I am THRILLED to announce that my first full-length poetry collection, Anything That Happens, will be published by Press 53 in March 2021!
I have worked toward this moment for many years. The oldest poem in the collection was written in 2005, but the work really started back in 1995. Some things take time, and the journey has been worth it.
I couldn't be happier to publish this particular collection with Press 53 out of Winston-Salem, North Carolina. I look forward to telling you more about the kindness and generosity of publisher Kevin Watson; and of Tom Lombardo, the thoughtful and skilled editor who helped me to the finish line. Originally, we hoped to publish Fall 2020. With the uncertainty surrounding Covid-19, we decided to wait until (fingers crossed) we can celebrate the book in a public venue, with people!
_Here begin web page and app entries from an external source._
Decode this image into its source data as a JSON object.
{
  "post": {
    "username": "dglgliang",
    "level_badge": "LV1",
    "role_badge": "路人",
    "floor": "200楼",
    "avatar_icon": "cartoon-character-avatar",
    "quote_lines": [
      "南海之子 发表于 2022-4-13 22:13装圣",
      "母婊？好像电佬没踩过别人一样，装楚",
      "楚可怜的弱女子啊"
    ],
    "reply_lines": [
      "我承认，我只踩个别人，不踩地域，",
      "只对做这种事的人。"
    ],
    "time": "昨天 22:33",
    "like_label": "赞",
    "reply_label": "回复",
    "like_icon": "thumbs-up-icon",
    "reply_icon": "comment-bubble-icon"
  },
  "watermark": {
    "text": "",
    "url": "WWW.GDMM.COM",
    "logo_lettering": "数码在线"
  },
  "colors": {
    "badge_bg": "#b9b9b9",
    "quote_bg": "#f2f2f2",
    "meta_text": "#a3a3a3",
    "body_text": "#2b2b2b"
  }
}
You will definitely be hearing more about the book and the publication process. The main story in the collection is one I don't talk about. It barely appears in my published writing, and has only done so over the past couple years. This book is a big door I'm throwing wide open. I'm ready to walk through. I look forward to sharing this next leg of the journey with you.
As the days of 2020 melt into one another, Erykah Badu’s song “On & On” replays in my head. The song was released in 1997, the year my eldest son was born, and I hadn’t listened to it (or the album Baduizm) in a long time. Listening now, in what seems like a warped version […]
In April, I cut twelve poems from the poetry manuscript I planned to have finished by summer. Twelve out of sixty is a lot of poems. More than that, the poems were a thread in the book that no longer worked. Meaning, I took out a section of poems on a topic that (I once […]